My response is simple. If there are structures or processes that are best explained by an agent cause and there are no viable human or non-human agent causes, then wouldn’t you want to know? By comparison, imagine if Grandma starts getting sick shortly after her grandson becomes her caregiver. Grandma’s neighbor suggests that grandma get her food tested to find out if it is somehow being spoiled. But Grandma refuses to get the food tested based on the possibility that her grandson might be poisoning her. To my mind, this would be a bizarre reason not to get the food tested. After all, if Grandma’s grandson is poisoning her, surely she should want to know. And if the best cause to explain an effect is a divine one, surely we should want to know that as well.
Anyway, Mike need not worry, because ID theorists are quite serious that while inferences to intelligence can be warranted within scientific explanation, inferences to divine intelligence cannot. And it will always be possible to propose still as yet undiscovered ETI or supervenient conscious agent causes.

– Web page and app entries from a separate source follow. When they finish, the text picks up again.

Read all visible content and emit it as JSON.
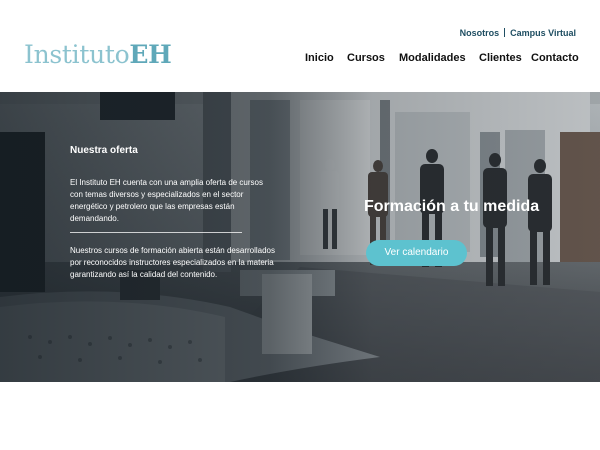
{
  "brand": {
    "logo_light": "Instituto",
    "logo_bold": "EH",
    "logo_color": "#8cc3cf",
    "logo_bold_color": "#5fa8b9"
  },
  "top_links": [
    {
      "label": "Nosotros"
    },
    {
      "label": "Campus Virtual"
    }
  ],
  "nav": {
    "items": [
      {
        "label": "Inicio"
      },
      {
        "label": "Cursos"
      },
      {
        "label": "Modalidades"
      },
      {
        "label": "Clientes"
      },
      {
        "label": "Contacto"
      }
    ]
  },
  "hero": {
    "section_title": "Nuestra oferta",
    "paragraph_1": "El Instituto EH cuenta con una amplia oferta de cursos con temas diversos y especializados en el sector energético y petrolero que las empresas están demandando.",
    "paragraph_2": "Nuestros cursos de formación abierta están desarrollados por reconocidos instructores especializados en la materia garantizando así la calidad del contenido.",
    "headline": "Formación a tu medida",
    "cta_label": "Ver calendario",
    "accent_color": "#5dc2cf",
    "background": "office-lobby-photo"
  }
}
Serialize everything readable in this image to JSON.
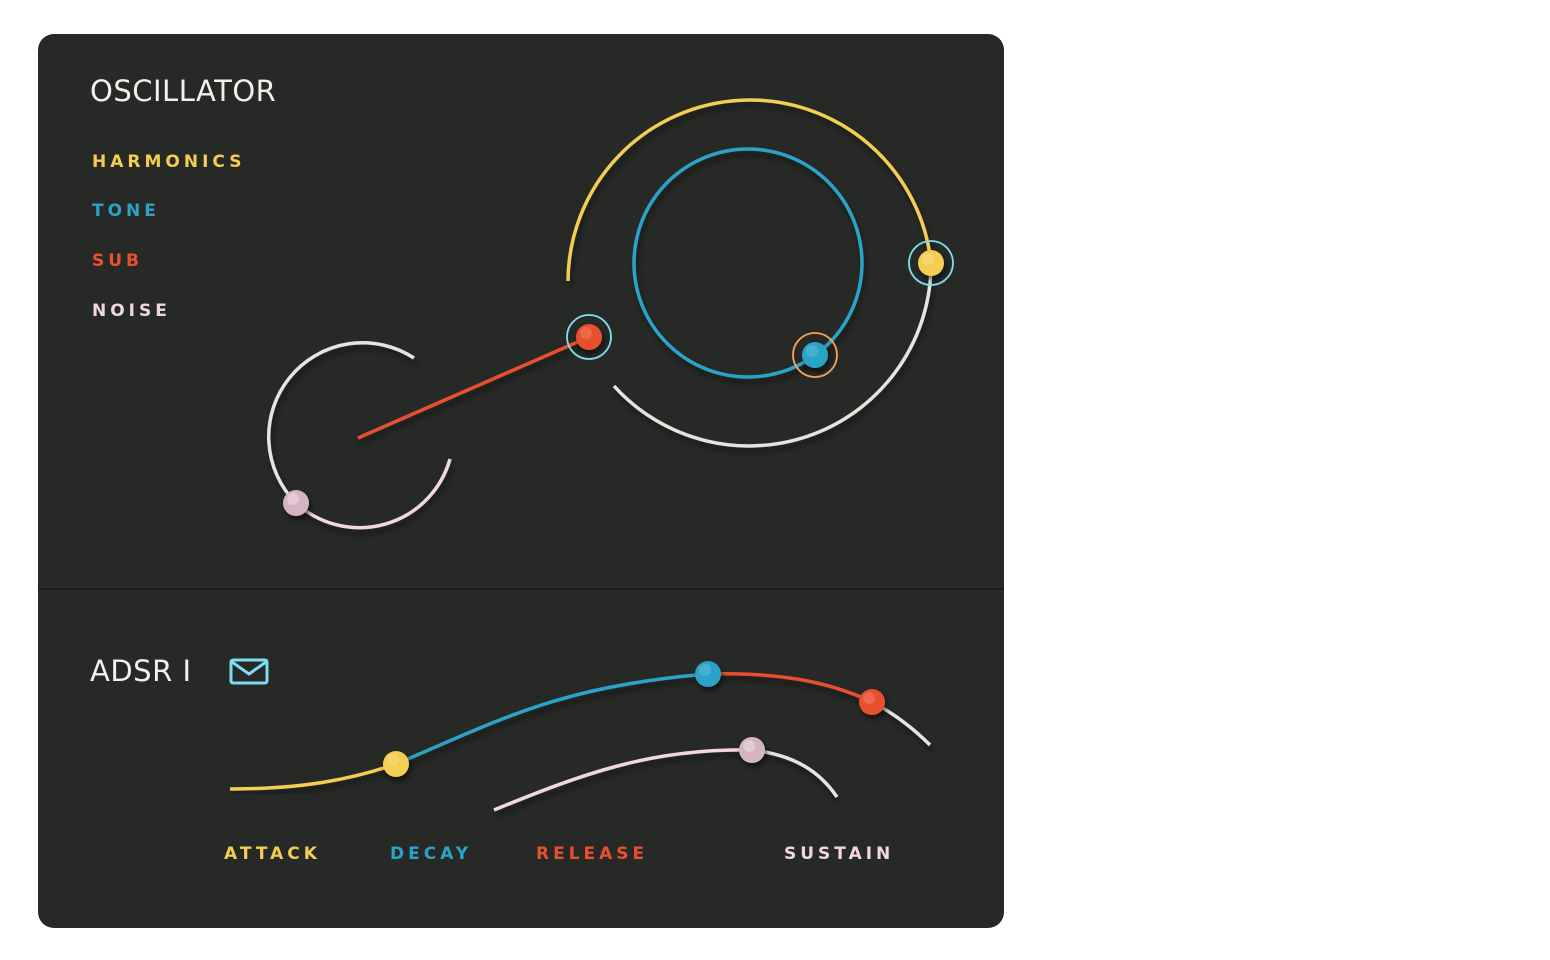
{
  "oscillator": {
    "title": "OSCILLATOR",
    "controls": [
      {
        "label": "HARMONICS",
        "color": "#f5cd52"
      },
      {
        "label": "TONE",
        "color": "#2aa3c9"
      },
      {
        "label": "SUB",
        "color": "#e8502f"
      },
      {
        "label": "NOISE",
        "color": "#f3d6e6"
      }
    ]
  },
  "adsr": {
    "title": "ADSR I",
    "icon": "mail-icon",
    "stages": [
      {
        "label": "ATTACK",
        "color": "#f5cd52"
      },
      {
        "label": "DECAY",
        "color": "#2aa3c9"
      },
      {
        "label": "RELEASE",
        "color": "#e8502f"
      },
      {
        "label": "SUSTAIN",
        "color": "#f3d6e6"
      }
    ]
  },
  "colors": {
    "panel_bg": "#262926",
    "track_neutral": "#e4e4e1",
    "ring_highlight": "#7fdcf0",
    "ring_orange": "#f0a45a",
    "icon_accent": "#7fdcf0"
  }
}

This brings me to the second point that ID theorists really believe that insofar as agent causes of natural phenomena are discovered, that agent cause is God. This is true of most ID theorists, but it strikes me as simply irrelevant. Let’s say that Dr. Brown is a bioethicist who believes that elective abortion is wrong based on his belief that human beings are made in the image of God. However, Dr. Brown recognizes that this theological belief is not legitimate to introduce to bioethical discourse and so he limits his writing on the topic to arguments based on the Hippocratic Oath, the concept of the fetus as a patient, and facts about the mental development of fetuses. Would it be appropriate to respond to Dr. Brown’s arguments by saying “Yeah, but he really believes human beings are created in the image of God.” No, it wouldn’t. So long as Dr. Brown keeps his theological beliefs separate from his bioethical arguments, his bioethical arguments should be evaluated on their own merits.
By the same token, the theological beliefs ID theorists hold about the nature of agent causal explanations of natural phenomena are irrelevant so long as they don’t bring those theological beliefs into their ID reasoning to an agent cause. Consequently, arguments for agent causes of natural phenomena should be evaluated on their own merits.